● The data:
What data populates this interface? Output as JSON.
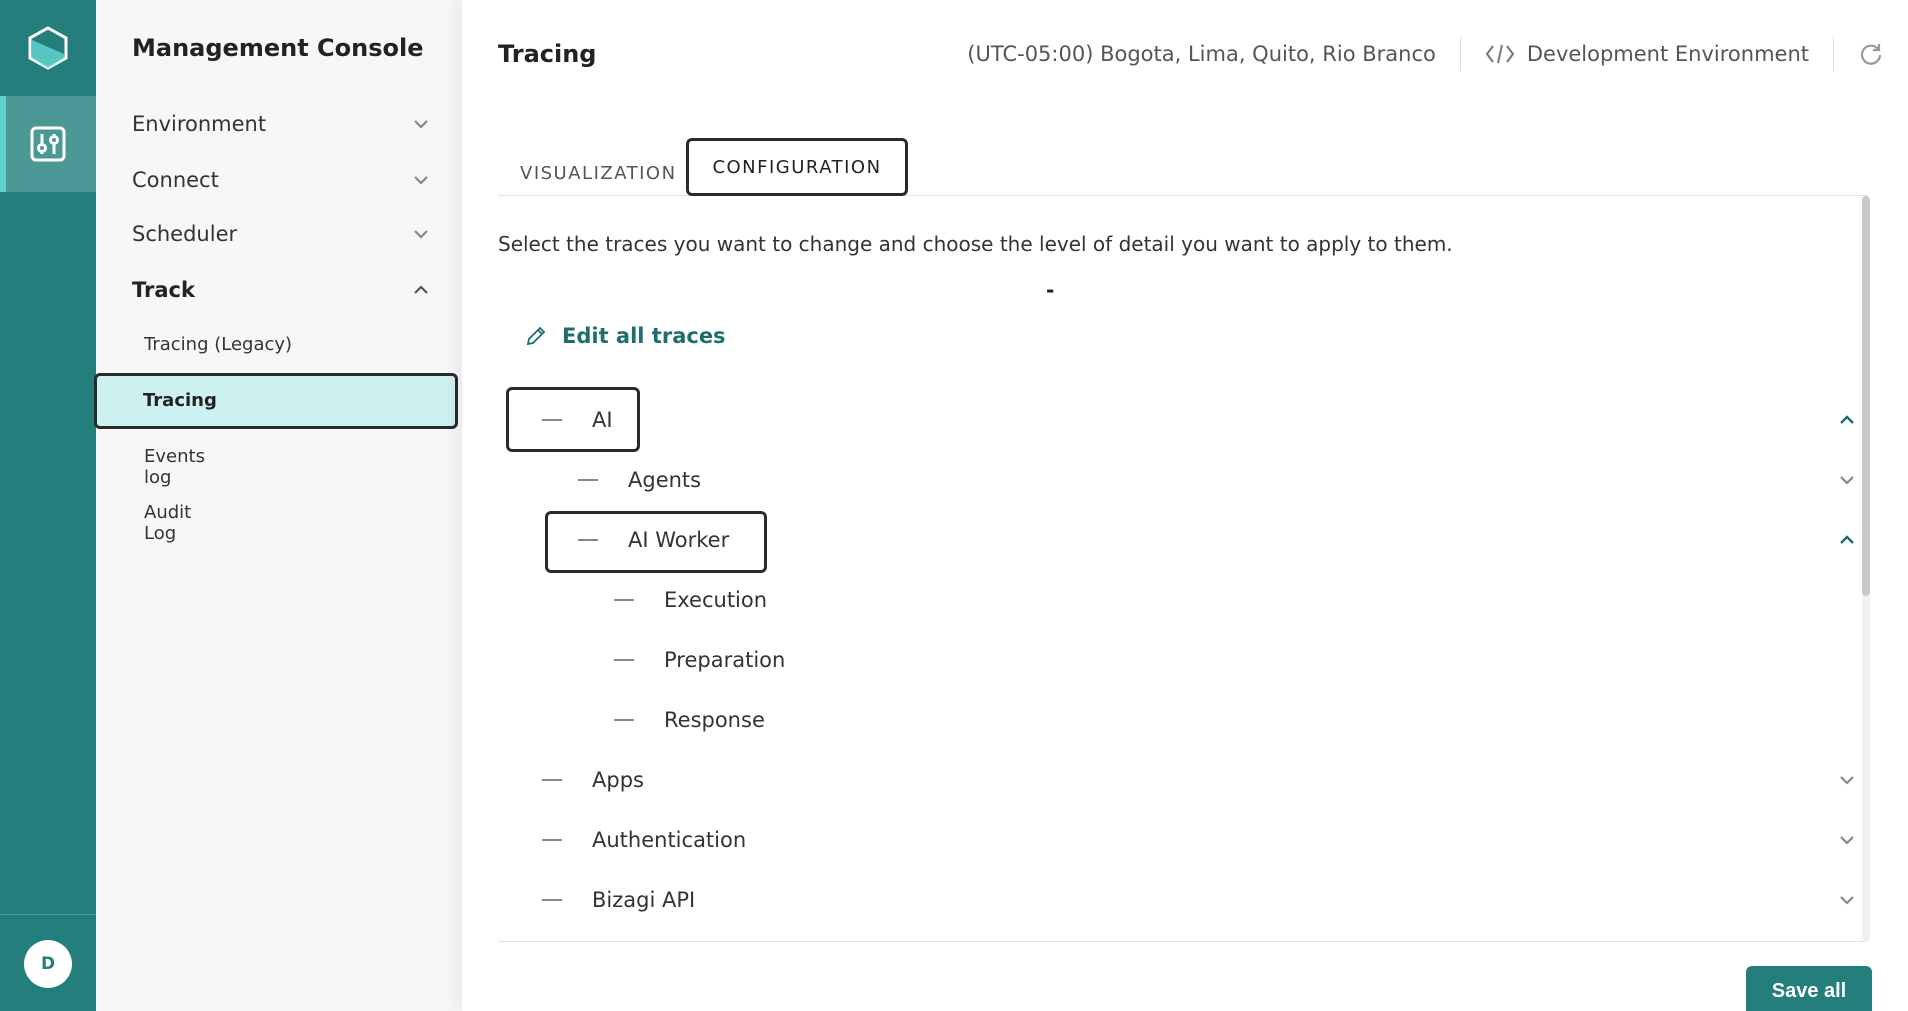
{
  "rail": {
    "avatar_initial": "D"
  },
  "sidebar": {
    "title": "Management Console",
    "menu": [
      {
        "label": "Environment",
        "expanded": false
      },
      {
        "label": "Connect",
        "expanded": false
      },
      {
        "label": "Scheduler",
        "expanded": false
      },
      {
        "label": "Track",
        "expanded": true
      }
    ],
    "track_items": [
      {
        "label": "Tracing (Legacy)"
      },
      {
        "label": "Tracing",
        "active": true
      },
      {
        "label": "Events log"
      },
      {
        "label": "Audit Log"
      }
    ]
  },
  "header": {
    "title": "Tracing",
    "timezone": "(UTC-05:00) Bogota, Lima, Quito, Rio Branco",
    "environment": "Development Environment"
  },
  "tabs": [
    {
      "label": "VISUALIZATION",
      "active": false
    },
    {
      "label": "CONFIGURATION",
      "active": true
    }
  ],
  "content": {
    "description": "Select the traces you want to change and choose the level of detail you want to apply to them.",
    "dash": "-",
    "edit_all_label": "Edit all traces"
  },
  "tree": [
    {
      "label": "AI",
      "level": 0,
      "expanded": true
    },
    {
      "label": "Agents",
      "level": 1,
      "expanded": false
    },
    {
      "label": "AI Worker",
      "level": 1,
      "expanded": true
    },
    {
      "label": "Execution",
      "level": 2
    },
    {
      "label": "Preparation",
      "level": 2
    },
    {
      "label": "Response",
      "level": 2
    },
    {
      "label": "Apps",
      "level": 0,
      "expanded": false
    },
    {
      "label": "Authentication",
      "level": 0,
      "expanded": false
    },
    {
      "label": "Bizagi API",
      "level": 0,
      "expanded": false
    }
  ],
  "footer": {
    "save_label": "Save all"
  },
  "colors": {
    "primary": "#237e7c",
    "active_bg": "#cdf1f1",
    "accent": "#5fd3cc"
  }
}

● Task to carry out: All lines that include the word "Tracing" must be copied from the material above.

● Exercise result:
        "label": "Tracing (Legacy)"
        "label": "Tracing",
    "title": "Tracing",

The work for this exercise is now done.